5 results
Codex Totomixtlahuaca
This indigenous pictographic document is a colonial-era map from the Mixtecan, Tlapaneca, and Nahua cultural area in the present-day state of Guerrero, Mexico. It refers, principally, to the settlement called Totomixtlahuacan and states that the document was written in 1584. It is an indigenous colonial map that makes abundant use of Mesoamerican pictorial conventions and includes many texts written in Nahuatl, the most widespread Mesoamerican language. The map describes a geographical area, framed by various identified towns and crossed by two rivers. Different individuals, probably noble landowners, are mentioned in ...
Contributed by
Center for the Study of the History of Mexico CARSO
Codex of Huamantla

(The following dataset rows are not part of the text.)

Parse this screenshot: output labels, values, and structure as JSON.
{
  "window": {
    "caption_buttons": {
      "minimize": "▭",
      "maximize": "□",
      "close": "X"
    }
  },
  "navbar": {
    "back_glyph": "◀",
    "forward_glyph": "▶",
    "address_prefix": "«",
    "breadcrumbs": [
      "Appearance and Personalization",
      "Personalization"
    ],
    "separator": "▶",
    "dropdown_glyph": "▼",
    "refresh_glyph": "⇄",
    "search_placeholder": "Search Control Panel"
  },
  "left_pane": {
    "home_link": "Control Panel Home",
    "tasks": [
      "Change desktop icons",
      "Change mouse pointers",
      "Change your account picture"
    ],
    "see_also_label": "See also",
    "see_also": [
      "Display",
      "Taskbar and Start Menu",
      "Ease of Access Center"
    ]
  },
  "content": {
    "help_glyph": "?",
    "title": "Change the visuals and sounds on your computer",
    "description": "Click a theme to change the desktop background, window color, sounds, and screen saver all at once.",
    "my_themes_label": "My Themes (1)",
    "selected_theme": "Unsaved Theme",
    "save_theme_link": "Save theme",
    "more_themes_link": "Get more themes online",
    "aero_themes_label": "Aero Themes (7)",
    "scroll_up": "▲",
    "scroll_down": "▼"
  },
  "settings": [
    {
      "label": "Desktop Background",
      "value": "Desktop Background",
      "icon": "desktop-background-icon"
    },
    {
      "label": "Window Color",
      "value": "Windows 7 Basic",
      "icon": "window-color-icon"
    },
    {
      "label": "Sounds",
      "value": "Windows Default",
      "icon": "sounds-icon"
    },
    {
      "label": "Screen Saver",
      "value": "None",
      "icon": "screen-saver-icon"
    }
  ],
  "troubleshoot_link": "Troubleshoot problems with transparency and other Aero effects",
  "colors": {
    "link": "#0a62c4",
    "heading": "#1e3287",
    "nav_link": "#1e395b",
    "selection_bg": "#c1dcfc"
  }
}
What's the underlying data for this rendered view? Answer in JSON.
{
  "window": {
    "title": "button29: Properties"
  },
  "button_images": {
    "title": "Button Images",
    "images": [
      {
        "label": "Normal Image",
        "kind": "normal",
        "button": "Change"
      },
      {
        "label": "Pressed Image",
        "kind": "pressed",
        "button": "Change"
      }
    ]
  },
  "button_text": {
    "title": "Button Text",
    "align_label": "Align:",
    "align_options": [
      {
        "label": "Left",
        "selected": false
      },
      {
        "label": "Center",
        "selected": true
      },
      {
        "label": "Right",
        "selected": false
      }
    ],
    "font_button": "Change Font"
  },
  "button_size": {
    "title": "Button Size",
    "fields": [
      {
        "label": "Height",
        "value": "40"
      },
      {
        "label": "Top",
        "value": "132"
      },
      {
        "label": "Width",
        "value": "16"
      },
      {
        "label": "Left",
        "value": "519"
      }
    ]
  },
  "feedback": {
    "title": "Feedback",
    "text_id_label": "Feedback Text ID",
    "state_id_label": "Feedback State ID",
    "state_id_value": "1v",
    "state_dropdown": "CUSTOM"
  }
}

The context in which this codex was created is unknown, but its purpose clearly is to tell the story of the Otomi people of Huamantla. The center of the painting depicts the migration of a group of Otomi from Chiapan, in the present-day state of Mexico, to Huamantla, which is located in present-day Tlaxcala state. The migration, which took place in the Post-Classical period, was undertaken under the protection of the goddess Xochiquétzal and of Otontecuhtli, lord of the Otomi and of fire. The glosses contain the names of the ...
Contributed by
National Institute of Anthropology and History INAH
Codex Colombino
This document was created to record the 11th-century military and political feats of the Mixtec Lord Eight-Deer (also known as Tiger Claw) as well as those of another ruler, Four-Wind, along with the religious ceremonies marking these feats. The codex, thought to have been created in the 12th century, was acquired by the National Museum around 1891 and was reproduced in 1892. The life of Eight-Deer, depicted in all pre-Hispanic Mixtec codices known to exist, included his conquests of two important Mixtec domains: Tilantongo and Tututepec. Through this and other ...
Contributed by
National Institute of Anthropology and History INAH
Chavero Codex of Huexotzingo
The Chavero Codex concerns economics and taxation. It is written in Latin characters and contains 18 plates of glyphs and numerical counts using the Mesoamerican system of numbers and measurement, with variations that originated in the region of Huexotzingo (in present-day Puebla, Mexico). The codex is a part of the documentation of a judicial proceeding in the royal court, initiated by the community of Huexotzingo against indigenous officials accused of levying unjust and excessive taxes. The officials, responding to a questionnaire, describe the different taxes paid by the 21 districts ...
Contributed by
National Institute of Anthropology and History INAH
Tribute Roll
The Matrícula de tributos (Tribute roll) records in pictographic writing the tributes that subject towns paid to Mexico-Tenochtitlan, the center of the triple alliance of Mexico, Tetzcoco, and Tacuba in the period just before the conquest of Mexico by the Spanish. The roll was very likely copied or elaborated on from a pre-Hispanic original circa 1522-30 by order of the conqueror Hernán Cortés, who wanted to learn more about the economic organization of the alliance's empire. Each page of the Matrícula represents one of 16 tributary provinces. The main ...
Contributed by
National Institute of Anthropology and History INAH